(Ed Wilson)


The Flash: 06:10 – 07:00

(63rd visit of the year)

Other notes from here
- at least I found the cygnets today – now just 5 remain: there were 7 in mid-June
- most Tufted Ducks seemed to have gone since yesterday – 2 drakes and 1 probably juvenile seen. Perhaps more on the island
- confirmed there are three juvenile Great Crested Grebes
- 4 Swifts seen, mainly rather distant
- Purple Loosestrife (Lythrum salicaria) was a new flower for me here

Birds noted flying over
- 1 Lesser Black-backed Gulls
- 9 Wood Pigeons
- 1 Pied Wagtail

Hirundine etc. counts
- 4 Swifts
- 2 House Martins

Warblers counts: number in brackets = singing birds
- 1 (1) Willow Warbler

The counts from the water
- 2 + 5 Mute Swans
- 23 Greylag Geese again
- 72 Canada Geese
- 1 white feral goose
- 22 (16?) + 5 (1 brood) Mallard
- 3 (2?) Tufted Duck
- 2 + 3 (1 brood) Great Crested Grebes confirmed
- 7 + 2 (2 broods) Moorhens
- 14 + 7 (4 broods) Coots
- 2 (no juveniles) Black-headed Gulls only

Not well-positioned for good photography but we can see the Great Crested Grebes have three juveniles.

A Long-tailed Tit looking rather less than pristine!

Looks rather better this way around.

And again.

When I saw a sea of these spikes I thought there was another species of willowherb here.

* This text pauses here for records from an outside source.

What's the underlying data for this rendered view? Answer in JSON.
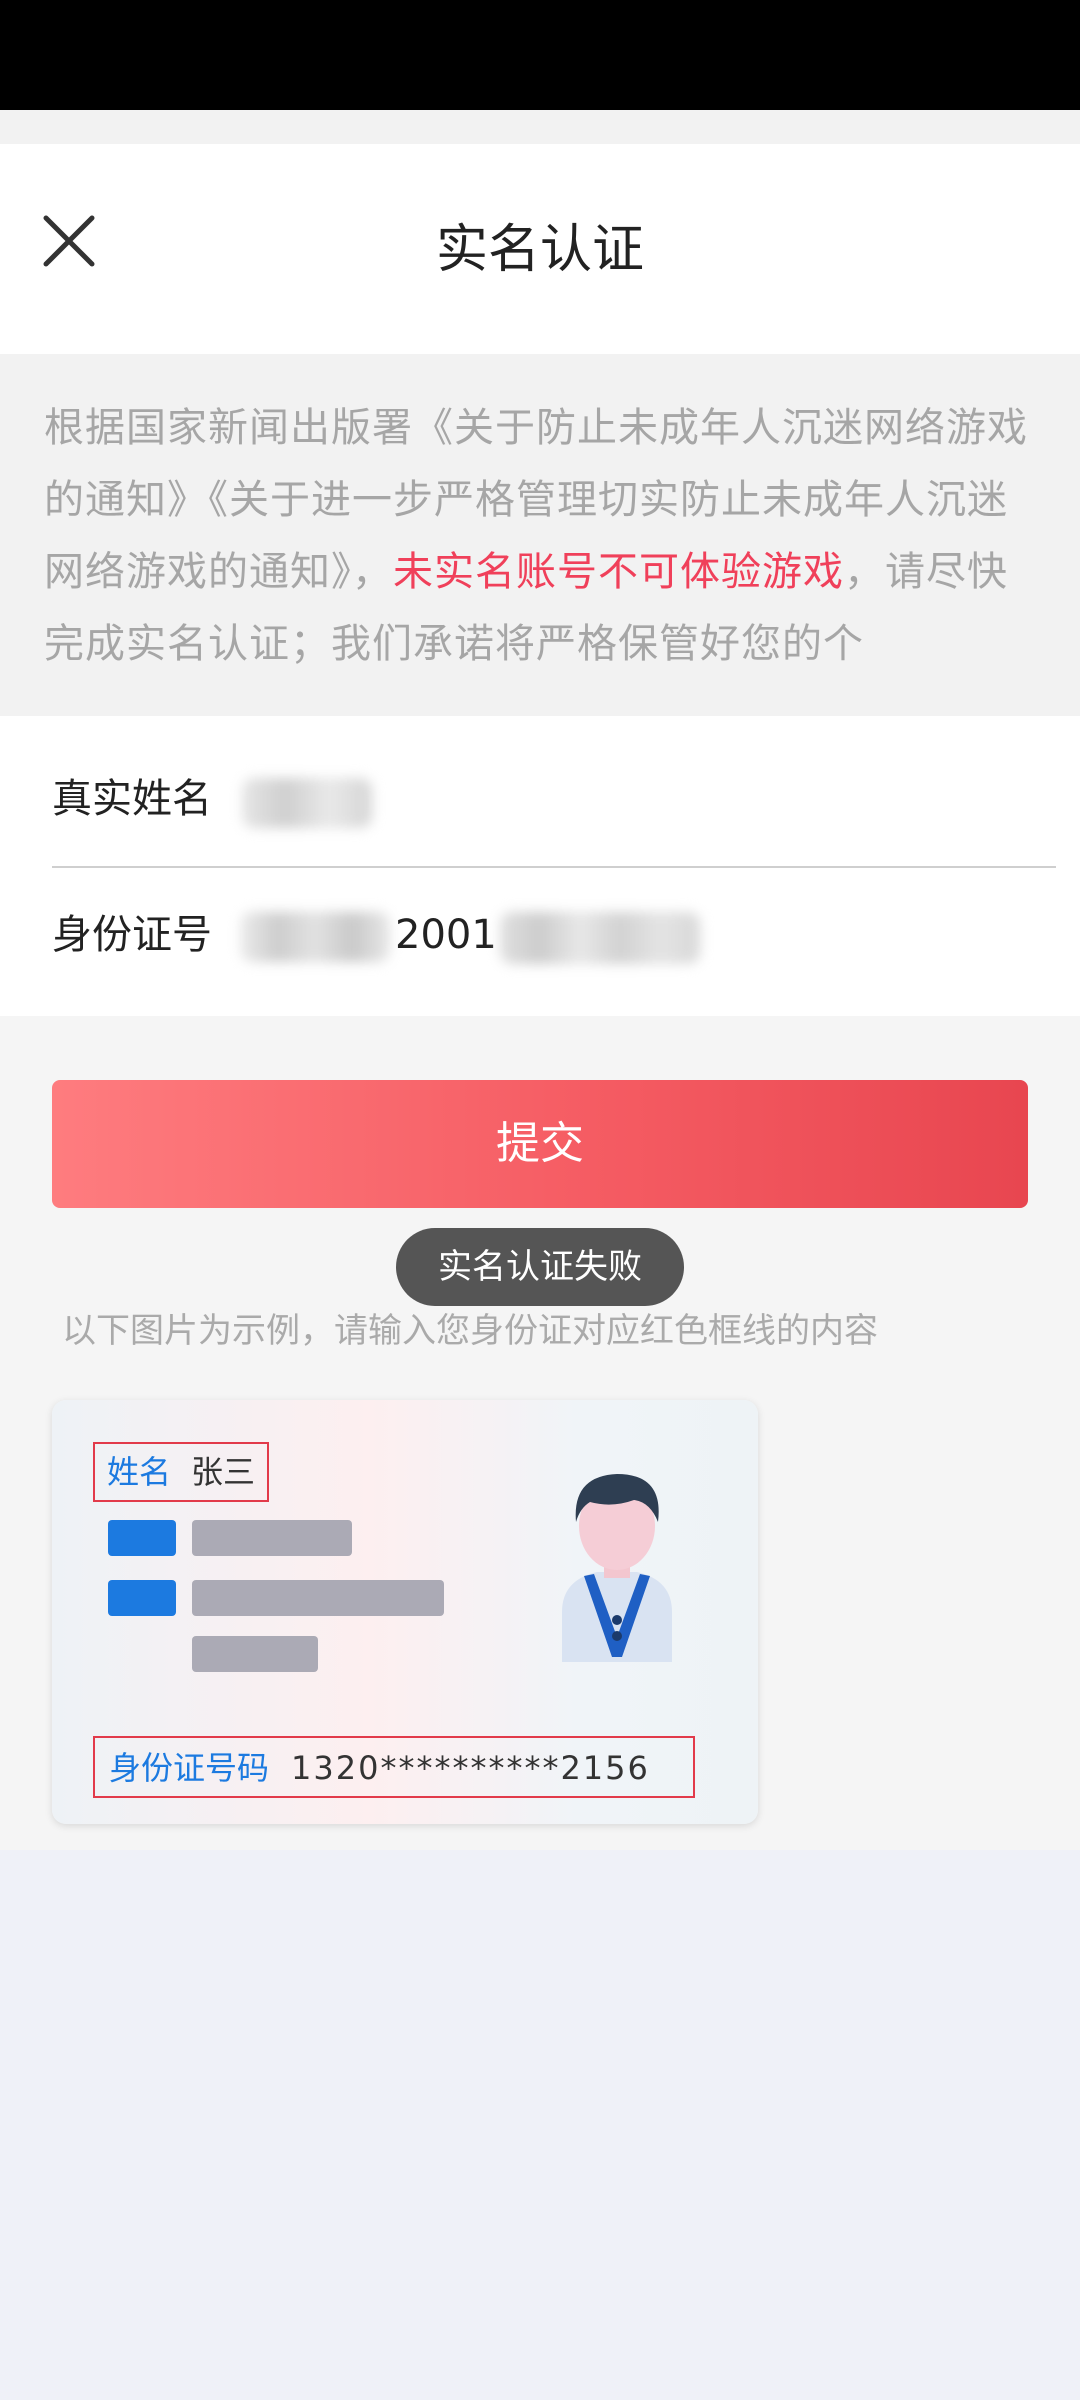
{
  "header": {
    "title": "实名认证"
  },
  "notice": {
    "text_before": "根据国家新闻出版署《关于防止未成年人沉迷网络游戏的通知》《关于进一步严格管理切实防止未成年人沉迷网络游戏的通知》，",
    "highlight": "未实名账号不可体验游戏",
    "text_after": "，请尽快完成实名认证；我们承诺将严格保管好您的个",
    "highlight_color": "#f0405a"
  },
  "form": {
    "name_label": "真实姓名",
    "id_label": "身份证号",
    "id_visible_fragment": "2001"
  },
  "submit": {
    "label": "提交"
  },
  "toast": {
    "text": "实名认证失败"
  },
  "hint": {
    "text": "以下图片为示例，请输入您身份证对应红色框线的内容"
  },
  "sample_card": {
    "name_label": "姓名",
    "name_value": "张三",
    "id_label": "身份证号码",
    "id_value": "1320**********2156"
  },
  "colors": {
    "accent_gradient_start": "#fe7c7f",
    "accent_gradient_end": "#e84650",
    "card_label_blue": "#1c7ae0",
    "frame_red": "#e23a4a"
  },
  "icons": [
    "close-icon",
    "avatar-icon"
  ]
}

But not so: this is Purple Loosestrife (Lythrum salicaria). Need to find it around the lake now.

I’ll have to come back to this to get a proper ID. Around The Flash there is always the possibility of ‘garden escapes’.

(Ed Wilson)

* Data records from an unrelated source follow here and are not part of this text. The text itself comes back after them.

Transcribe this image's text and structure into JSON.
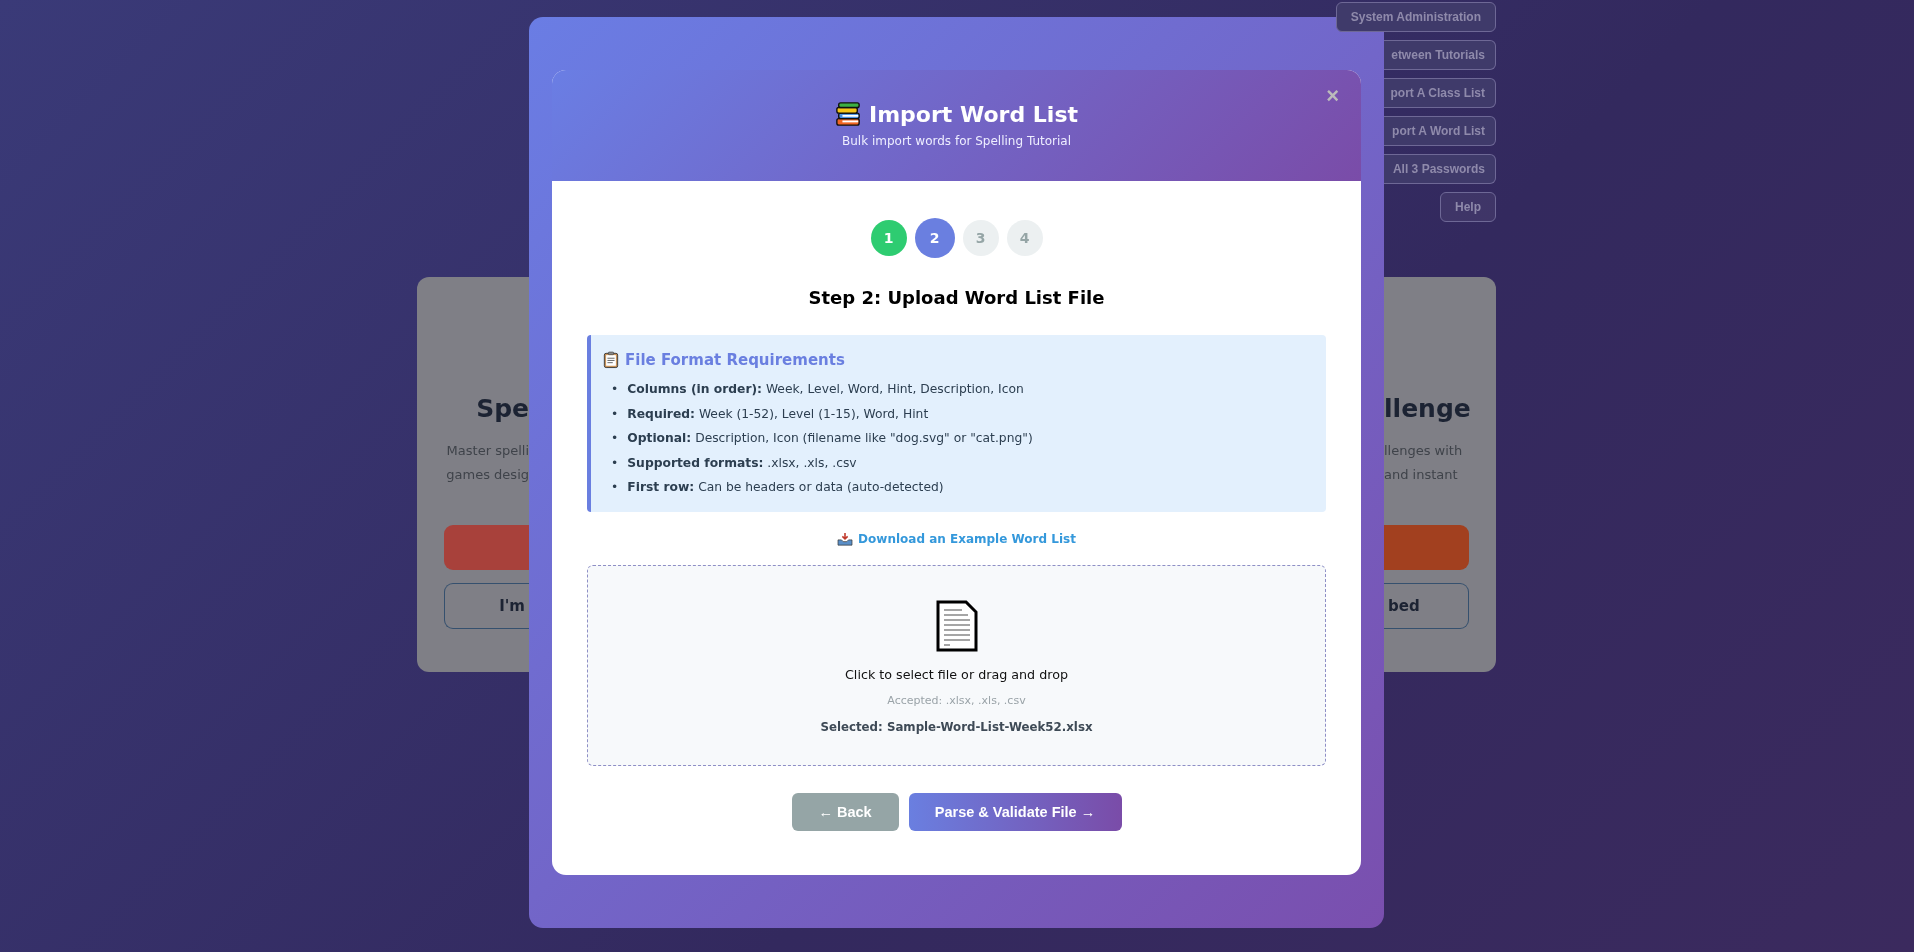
{
  "background": {
    "top_buttons": [
      "System Administration",
      "etween Tutorials",
      "port A Class List",
      "port A Word List",
      "All 3 Passwords",
      "Help"
    ],
    "cards": [
      {
        "title": "Spe",
        "description": [
          "Master spelli",
          "games desig"
        ],
        "color": "#a8413b",
        "secondary_label": "I'm"
      },
      {
        "title": "llenge",
        "description": [
          "llenges with",
          "and instant"
        ],
        "color": "#a2401f",
        "secondary_label": "bed"
      }
    ]
  },
  "modal": {
    "title": "Import Word List",
    "subtitle": "Bulk import words for Spelling Tutorial",
    "close": "×",
    "steps": [
      {
        "label": "1",
        "completed": true,
        "selected": false
      },
      {
        "label": "2",
        "completed": false,
        "selected": true
      },
      {
        "label": "3",
        "completed": false,
        "selected": false
      },
      {
        "label": "4",
        "completed": false,
        "selected": false
      }
    ],
    "step_title": "Step 2: Upload Word List File",
    "requirements": {
      "title": "File Format Requirements",
      "items": [
        {
          "bullet": "•",
          "text": "**Columns (in order):** Week, Level, Word, Hint, Description, Icon"
        },
        {
          "bullet": "•",
          "text": "**Required:** Week (1-52), Level (1-15), Word, Hint"
        },
        {
          "bullet": "•",
          "text": "**Optional:** Description, Icon (filename like \"dog.svg\" or \"cat.png\")"
        },
        {
          "bullet": "•",
          "text": "**Supported formats:** .xlsx, .xls, .csv"
        },
        {
          "bullet": "•",
          "text": "**First row:** Can be headers or data (auto-detected)"
        }
      ]
    },
    "download_link": "Download an Example Word List",
    "dropzone": {
      "prompt": "Click to select file or drag and drop",
      "accepted": "Accepted: .xlsx, .xls, .csv",
      "selected": "Selected: Sample-Word-List-Week52.xlsx"
    },
    "buttons": [
      {
        "label": "← Back",
        "kind": "secondary"
      },
      {
        "label": "Parse & Validate File →",
        "kind": "primary"
      }
    ]
  }
}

On this day..........
Priorslee Lake
300+ Lesser Black-backed Gulls
3 Herring Gulls
1 Yellow-legged Gull
1 Reed Warbler
3 Blackcaps
4 Chiffchaffs
4 Sand Martins
(Ed Wilson)

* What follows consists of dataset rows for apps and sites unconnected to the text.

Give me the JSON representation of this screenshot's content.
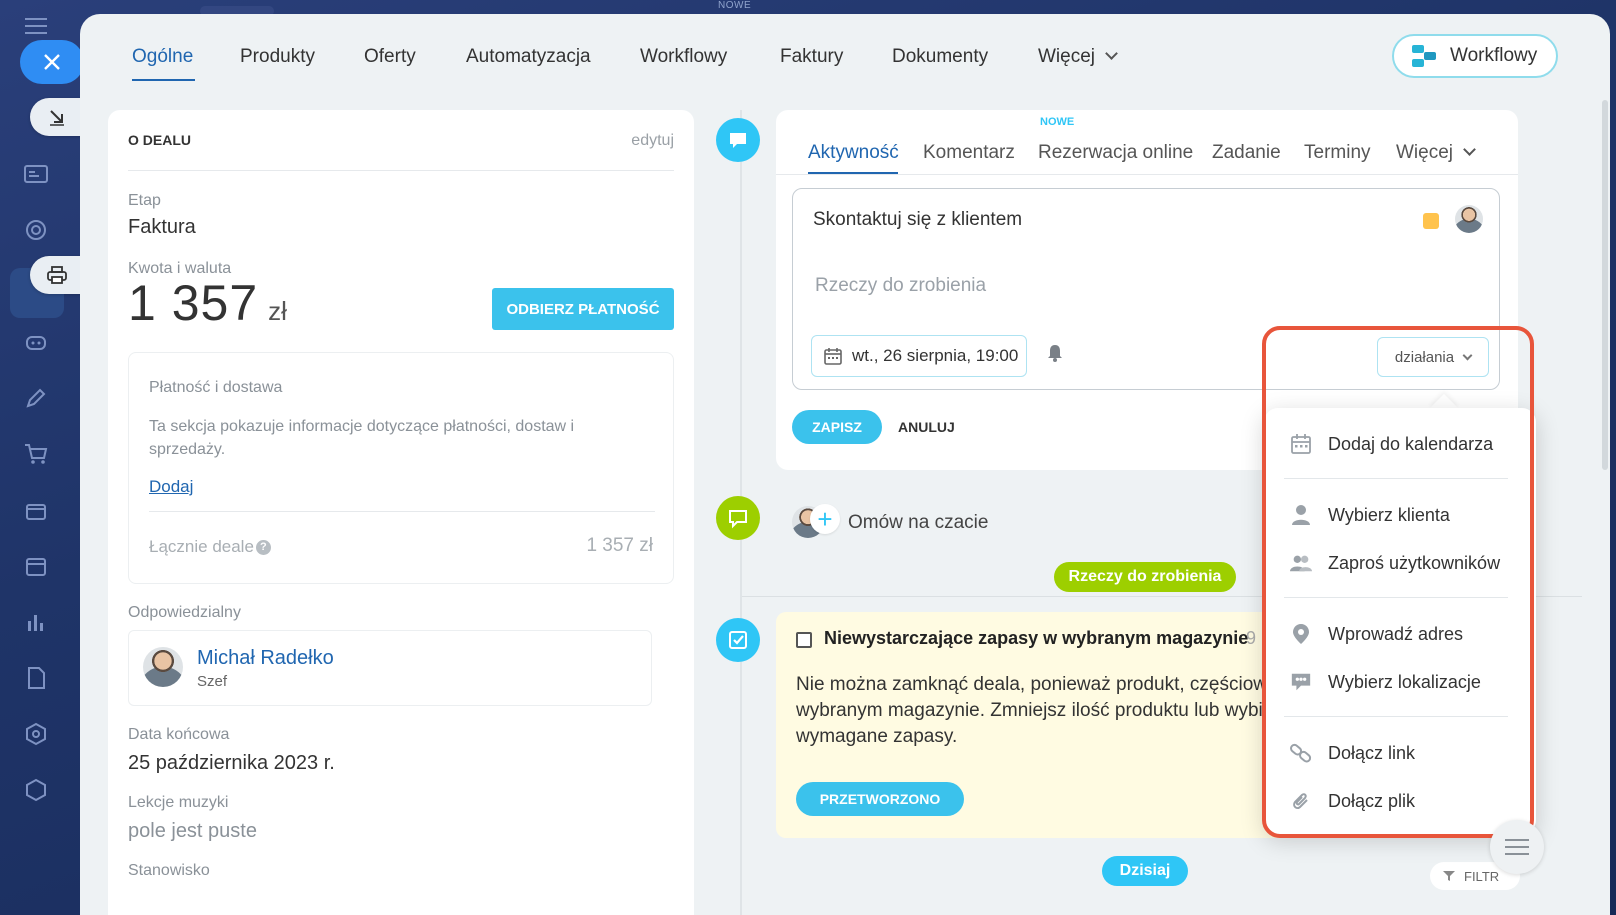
{
  "top": {
    "nowe_label": "NOWE"
  },
  "rail": {
    "close_icon": "close-icon",
    "icons": [
      "menu-icon",
      "download-icon",
      "contact-card-icon",
      "target-icon",
      "printer-icon",
      "crm-icon",
      "robot-icon",
      "pen-icon",
      "cart-icon",
      "store-icon",
      "calendar-icon",
      "chart-icon",
      "document-icon",
      "settings-icon",
      "box-icon"
    ]
  },
  "tabs": {
    "items": [
      "Ogólne",
      "Produkty",
      "Oferty",
      "Automatyzacja",
      "Workflowy",
      "Faktury",
      "Dokumenty",
      "Więcej"
    ],
    "active": "Ogólne",
    "workflow_button": "Workflowy"
  },
  "deal": {
    "header": "O DEALU",
    "edit_label": "edytuj",
    "stage_label": "Etap",
    "stage_value": "Faktura",
    "amount_label": "Kwota i waluta",
    "amount_value": "1 357",
    "amount_currency": "zł",
    "collect_button": "ODBIERZ PŁATNOŚĆ",
    "payment": {
      "title": "Płatność i dostawa",
      "description": "Ta sekcja pokazuje informacje dotyczące płatności, dostaw i sprzedaży.",
      "add_link": "Dodaj",
      "total_label": "Łącznie deale",
      "total_value": "1 357 zł"
    },
    "responsible_label": "Odpowiedzialny",
    "responsible_name": "Michał Radełko",
    "responsible_role": "Szef",
    "end_date_label": "Data końcowa",
    "end_date_value": "25 października 2023 r.",
    "music_label": "Lekcje muzyki",
    "music_value": "pole jest puste",
    "position_label": "Stanowisko"
  },
  "activity": {
    "tabs": [
      "Aktywność",
      "Komentarz",
      "Rezerwacja online",
      "Zadanie",
      "Terminy",
      "Więcej"
    ],
    "active": "Aktywność",
    "new_badge": "NOWE",
    "compose_title": "Skontaktuj się z klientem",
    "compose_placeholder": "Rzeczy do zrobienia",
    "date": "wt., 26 sierpnia, 19:00",
    "actions_button": "działania",
    "save_button": "ZAPISZ",
    "cancel_button": "ANULUJ",
    "accent_color": "#ffc34d"
  },
  "chat": {
    "label": "Omów na czacie"
  },
  "timeline": {
    "todo_pill": "Rzeczy do zrobienia",
    "today_pill": "Dzisiaj",
    "filter_label": "FILTR"
  },
  "task": {
    "title": "Niewystarczające zapasy w wybranym magazynie",
    "number": "9",
    "description": "Nie można zamknąć deala, ponieważ produkt, częściowo nie jest dostępny w wybranym magazynie. Zmniejsz ilość produktu lub wybierz magazyn, który posiada wymagane zapasy.",
    "processed_button": "PRZETWORZONO"
  },
  "dropdown": {
    "items": [
      {
        "label": "Dodaj do kalendarza",
        "icon": "calendar-icon"
      },
      {
        "label": "Wybierz klienta",
        "icon": "person-icon"
      },
      {
        "label": "Zaproś użytkowników",
        "icon": "people-icon"
      },
      {
        "label": "Wprowadź adres",
        "icon": "location-pin-icon"
      },
      {
        "label": "Wybierz lokalizacje",
        "icon": "location-chat-icon"
      },
      {
        "label": "Dołącz link",
        "icon": "link-icon"
      },
      {
        "label": "Dołącz plik",
        "icon": "paperclip-icon"
      }
    ]
  },
  "colors": {
    "accent": "#2fc6f6",
    "link": "#2066b0",
    "highlight": "#e8553b",
    "green": "#9dcf00"
  }
}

Priorslee Lake
3 Great Crested Grebes
3 Herons
3 Greylag Geese
17 Tufted Ducks
1 Kestrel
6 Stock Doves
303 Wood Pigeons
12 Swifts
1 Kingfisher
4 Sand Martins
7 Swallows
6 House Martins
2 Grey Wagtails
8 Reed Warblers
2 Lesser Whitethroats
1 Common Whitethroat
1 Garden Warbler
9 Blackcaps
6 Chiffchaffs
2 Willow Warblers
3 Willow Tits
1 Jay
248 Jackdaws
485 Rooks
205 Greenfinches
3 Bullfinches
8 Reed Buntings
(Ed Wilson)